Samples from studies using metabarcoding for aquatic protist studies

Phytoplankton diversity and ecology through the lens of high throughput sequencing technologies


Metabarcoding or high-throughput sequencing of a specific genetic marker is a powerful technique, widely used today, to analyze biodiversity across distinct environments and taxonomic groups. Plankton ecologists have benefited tremendously from the growing accumulation of metabarcoding studies. Novel biogeographic patterns have been established for cyanobacteria and microbial eukaryotes by the analysis of datasets from the Tara Oceans and Ocean Sampling Day projects. Novel lineages without cultured representatives have been uncovered. This chapter begins by going back to Carl Woese and George Fox who were the first to define the concept of “molecular marker”. We then detail the different steps and choices that are involved in designing, performing and analysing a metabarcoding study. We are using a compilation of about 250 metabarcoding studies to present the major trends in terms of gene markers used and environments probed. We are then focusing on specific habitats and processes that have benefited from metabarcoding: the study of polar ecosystems, the functioning of the marine biological carbon pump, predator-prey interactions, and picoeukaryotic phytoplankton in highly urbanized lakes. An alternative approach to metabarcoding developed for marine picocyanobacteria is also briefly discussed. Finally, we offer some perspectives on emerging trends such as the use of metabarcodes combined with supervised machine learning for bio-monitoring, the link between metabarcoding and functional diversity in trait-based studies and the massive sequencing of long DNA fragments

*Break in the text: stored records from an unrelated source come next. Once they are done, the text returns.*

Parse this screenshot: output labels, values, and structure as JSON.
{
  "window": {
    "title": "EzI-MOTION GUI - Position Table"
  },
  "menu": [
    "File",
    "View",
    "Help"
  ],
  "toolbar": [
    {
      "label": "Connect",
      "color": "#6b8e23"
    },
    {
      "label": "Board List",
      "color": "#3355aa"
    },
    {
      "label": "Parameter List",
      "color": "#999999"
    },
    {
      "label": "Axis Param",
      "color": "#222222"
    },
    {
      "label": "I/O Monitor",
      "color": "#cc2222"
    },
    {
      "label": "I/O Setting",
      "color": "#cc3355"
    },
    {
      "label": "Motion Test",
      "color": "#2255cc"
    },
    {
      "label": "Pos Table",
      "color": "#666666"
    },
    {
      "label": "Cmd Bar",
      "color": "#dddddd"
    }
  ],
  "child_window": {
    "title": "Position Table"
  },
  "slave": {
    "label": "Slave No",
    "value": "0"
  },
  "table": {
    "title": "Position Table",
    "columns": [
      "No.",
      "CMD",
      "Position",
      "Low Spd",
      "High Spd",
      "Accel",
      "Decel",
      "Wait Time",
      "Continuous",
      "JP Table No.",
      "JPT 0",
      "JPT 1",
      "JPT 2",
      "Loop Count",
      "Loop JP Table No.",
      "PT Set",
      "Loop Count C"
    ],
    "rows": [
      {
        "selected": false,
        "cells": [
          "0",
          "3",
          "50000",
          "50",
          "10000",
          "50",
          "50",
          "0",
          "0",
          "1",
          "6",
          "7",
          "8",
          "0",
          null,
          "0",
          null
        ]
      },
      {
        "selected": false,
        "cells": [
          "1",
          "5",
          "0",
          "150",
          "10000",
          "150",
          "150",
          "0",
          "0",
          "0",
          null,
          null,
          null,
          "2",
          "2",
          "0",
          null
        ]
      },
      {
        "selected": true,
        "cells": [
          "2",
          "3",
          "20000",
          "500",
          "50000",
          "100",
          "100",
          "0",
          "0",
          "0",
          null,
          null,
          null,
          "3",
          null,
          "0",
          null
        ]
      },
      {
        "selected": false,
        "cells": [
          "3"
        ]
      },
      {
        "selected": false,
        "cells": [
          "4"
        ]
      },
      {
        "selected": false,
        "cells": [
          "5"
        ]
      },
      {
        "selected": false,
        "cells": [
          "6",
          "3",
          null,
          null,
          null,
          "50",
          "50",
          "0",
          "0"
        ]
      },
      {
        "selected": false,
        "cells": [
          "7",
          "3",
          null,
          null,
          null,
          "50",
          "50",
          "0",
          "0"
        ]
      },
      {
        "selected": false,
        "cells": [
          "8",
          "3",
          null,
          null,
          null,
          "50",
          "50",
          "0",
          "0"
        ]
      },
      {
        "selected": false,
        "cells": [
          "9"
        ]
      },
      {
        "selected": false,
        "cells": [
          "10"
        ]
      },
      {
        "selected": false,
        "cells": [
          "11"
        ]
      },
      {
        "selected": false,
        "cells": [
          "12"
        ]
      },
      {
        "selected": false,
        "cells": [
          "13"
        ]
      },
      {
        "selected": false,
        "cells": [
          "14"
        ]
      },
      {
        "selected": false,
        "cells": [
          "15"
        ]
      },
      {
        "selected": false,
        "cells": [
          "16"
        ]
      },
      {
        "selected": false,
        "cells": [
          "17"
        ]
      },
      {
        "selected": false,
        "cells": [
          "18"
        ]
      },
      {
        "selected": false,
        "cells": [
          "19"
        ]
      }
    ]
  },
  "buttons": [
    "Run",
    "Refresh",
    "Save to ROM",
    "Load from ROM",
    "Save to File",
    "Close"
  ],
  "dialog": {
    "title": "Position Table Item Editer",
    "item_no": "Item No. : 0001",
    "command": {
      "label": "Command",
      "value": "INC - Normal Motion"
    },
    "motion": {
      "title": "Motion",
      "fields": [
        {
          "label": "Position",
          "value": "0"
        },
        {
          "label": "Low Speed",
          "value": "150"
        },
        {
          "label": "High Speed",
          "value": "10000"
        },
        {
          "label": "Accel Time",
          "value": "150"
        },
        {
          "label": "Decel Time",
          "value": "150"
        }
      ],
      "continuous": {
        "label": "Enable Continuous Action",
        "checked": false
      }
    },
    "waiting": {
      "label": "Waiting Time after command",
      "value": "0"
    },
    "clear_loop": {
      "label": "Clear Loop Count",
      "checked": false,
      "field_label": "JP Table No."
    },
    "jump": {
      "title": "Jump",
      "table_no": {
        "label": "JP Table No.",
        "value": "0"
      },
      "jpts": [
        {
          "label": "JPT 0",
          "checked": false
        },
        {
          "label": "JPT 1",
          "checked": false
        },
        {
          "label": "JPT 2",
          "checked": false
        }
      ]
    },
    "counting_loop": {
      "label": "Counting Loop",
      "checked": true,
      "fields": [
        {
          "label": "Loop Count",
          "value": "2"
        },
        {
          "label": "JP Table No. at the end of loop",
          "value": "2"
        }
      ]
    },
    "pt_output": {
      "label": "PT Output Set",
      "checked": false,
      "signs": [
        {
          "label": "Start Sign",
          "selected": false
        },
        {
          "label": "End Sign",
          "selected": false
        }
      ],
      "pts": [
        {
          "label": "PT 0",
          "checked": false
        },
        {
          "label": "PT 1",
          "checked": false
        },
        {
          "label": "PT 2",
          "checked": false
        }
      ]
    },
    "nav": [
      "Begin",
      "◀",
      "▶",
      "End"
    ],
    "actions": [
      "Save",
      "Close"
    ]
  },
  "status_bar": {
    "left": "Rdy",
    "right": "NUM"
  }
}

In: Clementson, L., Eriksen, R., Willis, A. (Eds.), Advances in Phytoplankton Ecology. Applications of emerging technologies, Elsevier, pp. 353-413.